Allow your emotions to surface, experience them, and we let them pass without getting sucked up in your own pain or wallowing in your own suffering.
- Exercise – draw an outline of your body or of a large heart. Name the emotions you are feeling and either locate them in your body and color in the word with the color that represents that feeling to you.
- If you draw the heart image, write all the emotions you are feeling inside the heart. Color in the heart associating each emotion with a different color and in the size of how much you are feeling it right now.
One of the most fundamental elements of self-compassion is the perception of our shared humanity. By definition, compassion is relational and implies a basic mutuality in the experience of suffering.
The human experience is imperfect. We are all fallible. It’s the reason the adage, “it’s only human” is said to comfort someone who has made an error.
Common humanity is the universal concept that feelings of inadequacy and disappointment are everywhere. This concept distinguishes self-compassion from self-pity. Self-pity utters “poor me,” while self-compassion acknowledges suffering is part of the shared human experience.
Common humanity understands your experience as something bigger than your self. You learn to cultivate common humanity and universal experience to understand that you are not the first person to be divorced and am certainly not the last person to be divorced.
- Exercise – if you feel comfortable share with a friend or group of trusted comrades your images and experience creating the images in the exercise above. Explain what it was like getting in touch with your inner critic, naming it, and then reframing the dialogue into forming a kinder inner voice.
It is possible to envision and imagine new possibilities as you put into practice self-compassion. Self-compassion arises to self-kindness, mindfulness, and a sense of common humanity. With time, you can allow yourself to grieve the loss and create new possibilities and transcend finding joy, playfulness, and creativity again.

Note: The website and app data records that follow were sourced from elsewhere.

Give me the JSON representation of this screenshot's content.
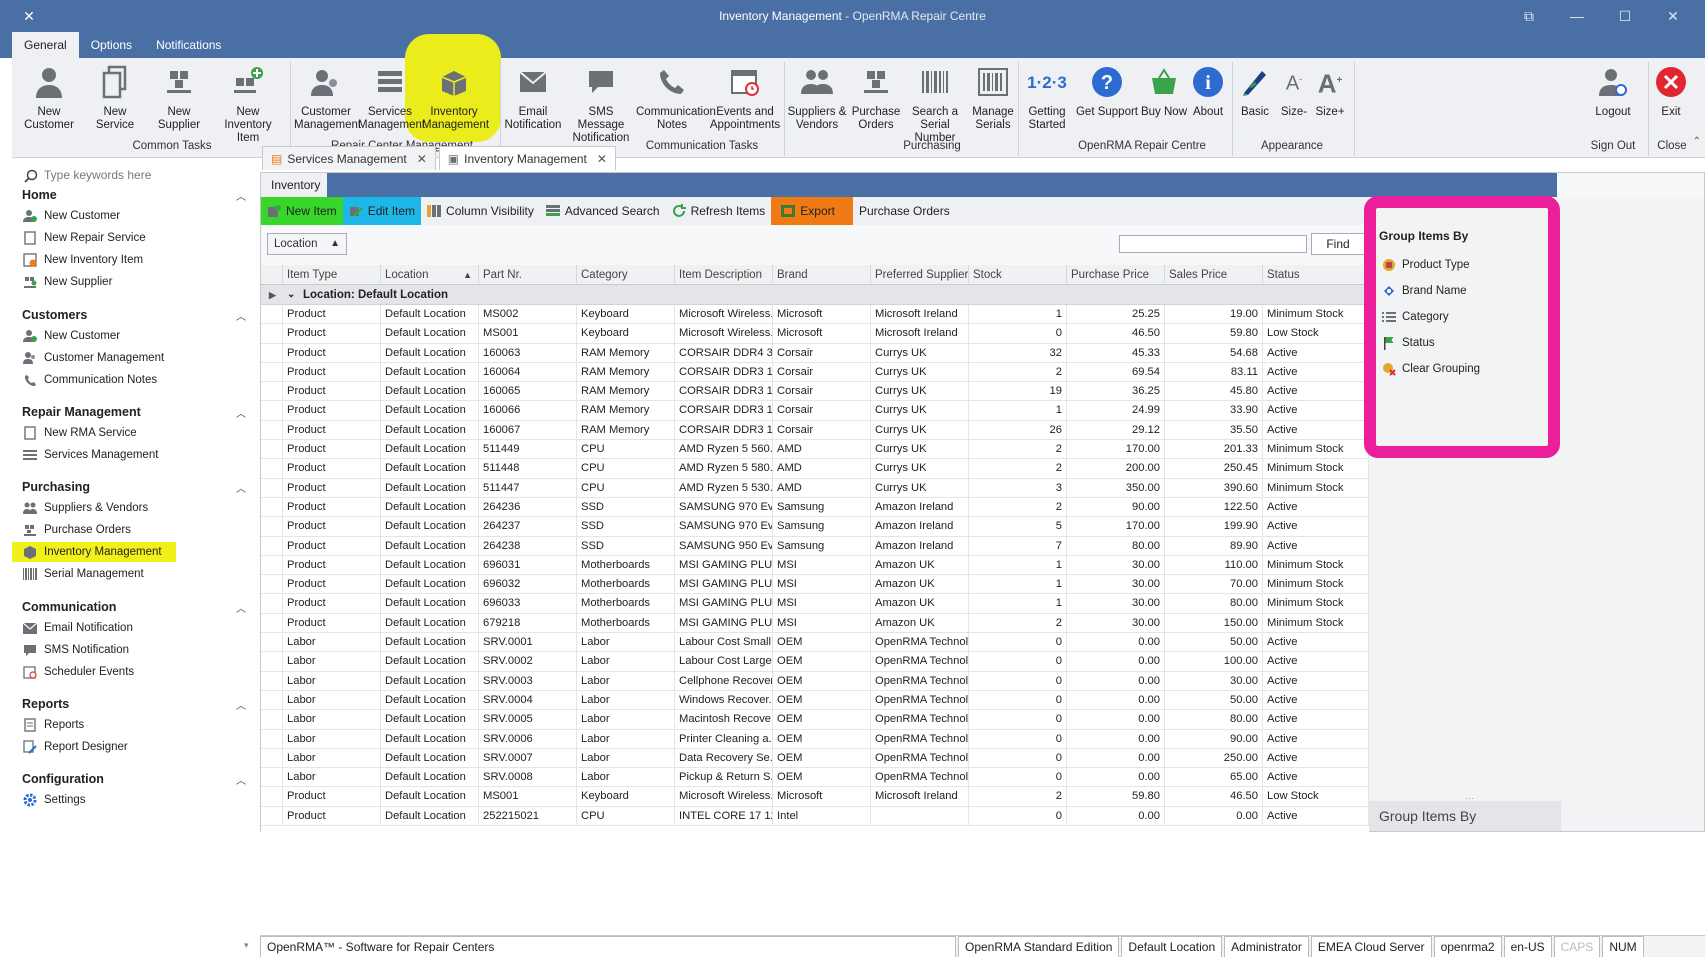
{
  "window": {
    "title": "Inventory Management",
    "subtitle": " - OpenRMA Repair Centre"
  },
  "menu_tabs": [
    "General",
    "Options",
    "Notifications"
  ],
  "ribbon": {
    "buttons": [
      {
        "label": "New Customer",
        "icon": "person-icon"
      },
      {
        "label": "New Service",
        "icon": "document-icon"
      },
      {
        "label": "New Supplier",
        "icon": "warehouse-icon"
      },
      {
        "label": "New Inventory Item",
        "icon": "add-inventory-icon"
      },
      {
        "label": "Customer Management",
        "icon": "people-icon"
      },
      {
        "label": "Services Management",
        "icon": "list-icon"
      },
      {
        "label": "Inventory Management",
        "icon": "boxes-icon"
      },
      {
        "label": "Email Notification",
        "icon": "envelope-icon"
      },
      {
        "label": "SMS Message Notification",
        "icon": "chat-icon"
      },
      {
        "label": "Communication Notes",
        "icon": "phone-icon"
      },
      {
        "label": "Events and Appointments",
        "icon": "calendar-icon"
      },
      {
        "label": "Suppliers & Vendors",
        "icon": "people-icon"
      },
      {
        "label": "Purchase Orders",
        "icon": "warehouse-icon"
      },
      {
        "label": "Search a Serial Number",
        "icon": "barcode-icon"
      },
      {
        "label": "Manage Serials",
        "icon": "barcode-box-icon"
      },
      {
        "label": "Getting Started",
        "icon": "numbers-icon"
      },
      {
        "label": "Get Support",
        "icon": "question-icon"
      },
      {
        "label": "Buy Now",
        "icon": "cart-icon"
      },
      {
        "label": "About",
        "icon": "info-icon"
      },
      {
        "label": "Basic",
        "icon": "brush-icon"
      },
      {
        "label": "Size-",
        "icon": "font-smaller-icon"
      },
      {
        "label": "Size+",
        "icon": "font-larger-icon"
      },
      {
        "label": "Logout",
        "icon": "logout-icon"
      },
      {
        "label": "Exit",
        "icon": "close-circle-icon"
      }
    ],
    "groups": [
      "Common Tasks",
      "Repair Center Management",
      "Communication Tasks",
      "Purchasing",
      "OpenRMA Repair Centre",
      "Appearance",
      "Sign Out",
      "Close"
    ]
  },
  "sidebar": {
    "search_placeholder": "Type keywords here",
    "sections": [
      {
        "title": "Home",
        "items": [
          "New Customer",
          "New Repair Service",
          "New Inventory Item",
          "New Supplier"
        ]
      },
      {
        "title": "Customers",
        "items": [
          "New Customer",
          "Customer Management",
          "Communication Notes"
        ]
      },
      {
        "title": "Repair Management",
        "items": [
          "New RMA Service",
          "Services Management"
        ]
      },
      {
        "title": "Purchasing",
        "items": [
          "Suppliers & Vendors",
          "Purchase Orders",
          "Inventory Management",
          "Serial Management"
        ]
      },
      {
        "title": "Communication",
        "items": [
          "Email Notification",
          "SMS Notification",
          "Scheduler Events"
        ]
      },
      {
        "title": "Reports",
        "items": [
          "Reports",
          "Report Designer"
        ]
      },
      {
        "title": "Configuration",
        "items": [
          "Settings"
        ]
      }
    ],
    "selected": "Inventory Management"
  },
  "doc_tabs": [
    "Services Management",
    "Inventory Management"
  ],
  "inventory": {
    "header": "Inventory",
    "toolbar": [
      "New Item",
      "Edit Item",
      "Column Visibility",
      "Advanced Search",
      "Refresh Items",
      "Export",
      "Purchase Orders"
    ],
    "group_chip": "Location",
    "find_label": "Find",
    "columns": [
      "Item Type",
      "Location",
      "Part Nr.",
      "Category",
      "Item Description",
      "Brand",
      "Preferred Supplier",
      "Stock",
      "Purchase Price",
      "Sales Price",
      "Status"
    ],
    "group_row": "Location: Default Location",
    "rows": [
      [
        "Product",
        "Default Location",
        "MS002",
        "Keyboard",
        "Microsoft Wireless...",
        "Microsoft",
        "Microsoft Ireland",
        "1",
        "25.25",
        "19.00",
        "Minimum Stock"
      ],
      [
        "Product",
        "Default Location",
        "MS001",
        "Keyboard",
        "Microsoft Wireless...",
        "Microsoft",
        "Microsoft Ireland",
        "0",
        "46.50",
        "59.80",
        "Low Stock"
      ],
      [
        "Product",
        "Default Location",
        "160063",
        "RAM Memory",
        "CORSAIR DDR4 3...",
        "Corsair",
        "Currys UK",
        "32",
        "45.33",
        "54.68",
        "Active"
      ],
      [
        "Product",
        "Default Location",
        "160064",
        "RAM Memory",
        "CORSAIR DDR3 1...",
        "Corsair",
        "Currys UK",
        "2",
        "69.54",
        "83.11",
        "Active"
      ],
      [
        "Product",
        "Default Location",
        "160065",
        "RAM Memory",
        "CORSAIR DDR3 1...",
        "Corsair",
        "Currys UK",
        "19",
        "36.25",
        "45.80",
        "Active"
      ],
      [
        "Product",
        "Default Location",
        "160066",
        "RAM Memory",
        "CORSAIR DDR3 1...",
        "Corsair",
        "Currys UK",
        "1",
        "24.99",
        "33.90",
        "Active"
      ],
      [
        "Product",
        "Default Location",
        "160067",
        "RAM Memory",
        "CORSAIR DDR3 1...",
        "Corsair",
        "Currys UK",
        "26",
        "29.12",
        "35.50",
        "Active"
      ],
      [
        "Product",
        "Default Location",
        "511449",
        "CPU",
        "AMD Ryzen 5 560...",
        "AMD",
        "Currys UK",
        "2",
        "170.00",
        "201.33",
        "Minimum Stock"
      ],
      [
        "Product",
        "Default Location",
        "511448",
        "CPU",
        "AMD Ryzen 5 580...",
        "AMD",
        "Currys UK",
        "2",
        "200.00",
        "250.45",
        "Minimum Stock"
      ],
      [
        "Product",
        "Default Location",
        "511447",
        "CPU",
        "AMD Ryzen 5 530...",
        "AMD",
        "Currys UK",
        "3",
        "350.00",
        "390.60",
        "Minimum Stock"
      ],
      [
        "Product",
        "Default Location",
        "264236",
        "SSD",
        "SAMSUNG 970 Evo...",
        "Samsung",
        "Amazon Ireland",
        "2",
        "90.00",
        "122.50",
        "Active"
      ],
      [
        "Product",
        "Default Location",
        "264237",
        "SSD",
        "SAMSUNG 970 Evo...",
        "Samsung",
        "Amazon Ireland",
        "5",
        "170.00",
        "199.90",
        "Active"
      ],
      [
        "Product",
        "Default Location",
        "264238",
        "SSD",
        "SAMSUNG 950 Evo...",
        "Samsung",
        "Amazon Ireland",
        "7",
        "80.00",
        "89.90",
        "Active"
      ],
      [
        "Product",
        "Default Location",
        "696031",
        "Motherboards",
        "MSI GAMING PLUS...",
        "MSI",
        "Amazon UK",
        "1",
        "30.00",
        "110.00",
        "Minimum Stock"
      ],
      [
        "Product",
        "Default Location",
        "696032",
        "Motherboards",
        "MSI GAMING PLUS...",
        "MSI",
        "Amazon UK",
        "1",
        "30.00",
        "70.00",
        "Minimum Stock"
      ],
      [
        "Product",
        "Default Location",
        "696033",
        "Motherboards",
        "MSI GAMING PLUS...",
        "MSI",
        "Amazon UK",
        "1",
        "30.00",
        "80.00",
        "Minimum Stock"
      ],
      [
        "Product",
        "Default Location",
        "679218",
        "Motherboards",
        "MSI GAMING PLUS...",
        "MSI",
        "Amazon UK",
        "2",
        "30.00",
        "150.00",
        "Minimum Stock"
      ],
      [
        "Labor",
        "Default Location",
        "SRV.0001",
        "Labor",
        "Labour Cost Small...",
        "OEM",
        "OpenRMA Technol...",
        "0",
        "0.00",
        "50.00",
        "Active"
      ],
      [
        "Labor",
        "Default Location",
        "SRV.0002",
        "Labor",
        "Labour Cost Large...",
        "OEM",
        "OpenRMA Technol...",
        "0",
        "0.00",
        "100.00",
        "Active"
      ],
      [
        "Labor",
        "Default Location",
        "SRV.0003",
        "Labor",
        "Cellphone Recover...",
        "OEM",
        "OpenRMA Technol...",
        "0",
        "0.00",
        "30.00",
        "Active"
      ],
      [
        "Labor",
        "Default Location",
        "SRV.0004",
        "Labor",
        "Windows Recover...",
        "OEM",
        "OpenRMA Technol...",
        "0",
        "0.00",
        "50.00",
        "Active"
      ],
      [
        "Labor",
        "Default Location",
        "SRV.0005",
        "Labor",
        "Macintosh Recove...",
        "OEM",
        "OpenRMA Technol...",
        "0",
        "0.00",
        "80.00",
        "Active"
      ],
      [
        "Labor",
        "Default Location",
        "SRV.0006",
        "Labor",
        "Printer Cleaning a...",
        "OEM",
        "OpenRMA Technol...",
        "0",
        "0.00",
        "90.00",
        "Active"
      ],
      [
        "Labor",
        "Default Location",
        "SRV.0007",
        "Labor",
        "Data Recovery Se...",
        "OEM",
        "OpenRMA Technol...",
        "0",
        "0.00",
        "250.00",
        "Active"
      ],
      [
        "Labor",
        "Default Location",
        "SRV.0008",
        "Labor",
        "Pickup & Return S...",
        "OEM",
        "OpenRMA Technol...",
        "0",
        "0.00",
        "65.00",
        "Active"
      ],
      [
        "Product",
        "Default Location",
        "MS001",
        "Keyboard",
        "Microsoft Wireless...",
        "Microsoft",
        "Microsoft Ireland",
        "2",
        "59.80",
        "46.50",
        "Low Stock"
      ],
      [
        "Product",
        "Default Location",
        "252215021",
        "CPU",
        "INTEL CORE 17 12...",
        "Intel",
        "",
        "0",
        "0.00",
        "0.00",
        "Active"
      ]
    ]
  },
  "group_panel": {
    "title": "Group Items By",
    "items": [
      {
        "label": "Product Type",
        "icon": "product-type-icon"
      },
      {
        "label": "Brand Name",
        "icon": "brand-icon"
      },
      {
        "label": "Category",
        "icon": "category-icon"
      },
      {
        "label": "Status",
        "icon": "flag-icon"
      },
      {
        "label": "Clear Grouping",
        "icon": "clear-icon"
      }
    ],
    "footer": "Group Items By"
  },
  "statusbar": [
    "OpenRMA™ - Software for Repair Centers",
    "OpenRMA Standard Edition",
    "Default Location",
    "Administrator",
    "EMEA Cloud Server",
    "openrma2",
    "en-US",
    "CAPS",
    "NUM"
  ],
  "colors": {
    "accent": "#4a6fa5",
    "highlight_yellow": "#eaec1c",
    "highlight_green": "#38d62a",
    "highlight_cyan": "#1db8e8",
    "highlight_orange": "#f07a14",
    "highlight_magenta": "#ec1f9a"
  }
}
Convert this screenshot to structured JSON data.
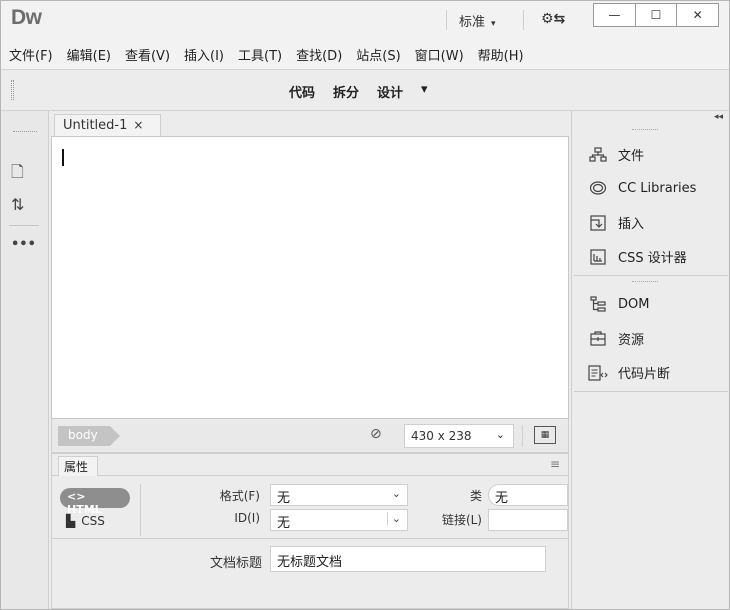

, . (2017). Transcendence: Move Beyond the Pain and Suffering After Divorce. Psych Central. Retrieved on January 23, 2018, from https://blogs.psychcentral.com/mind-body-soul/2017/10/transcendence-move-beyond-the-pain-and-suffering-after-divorce/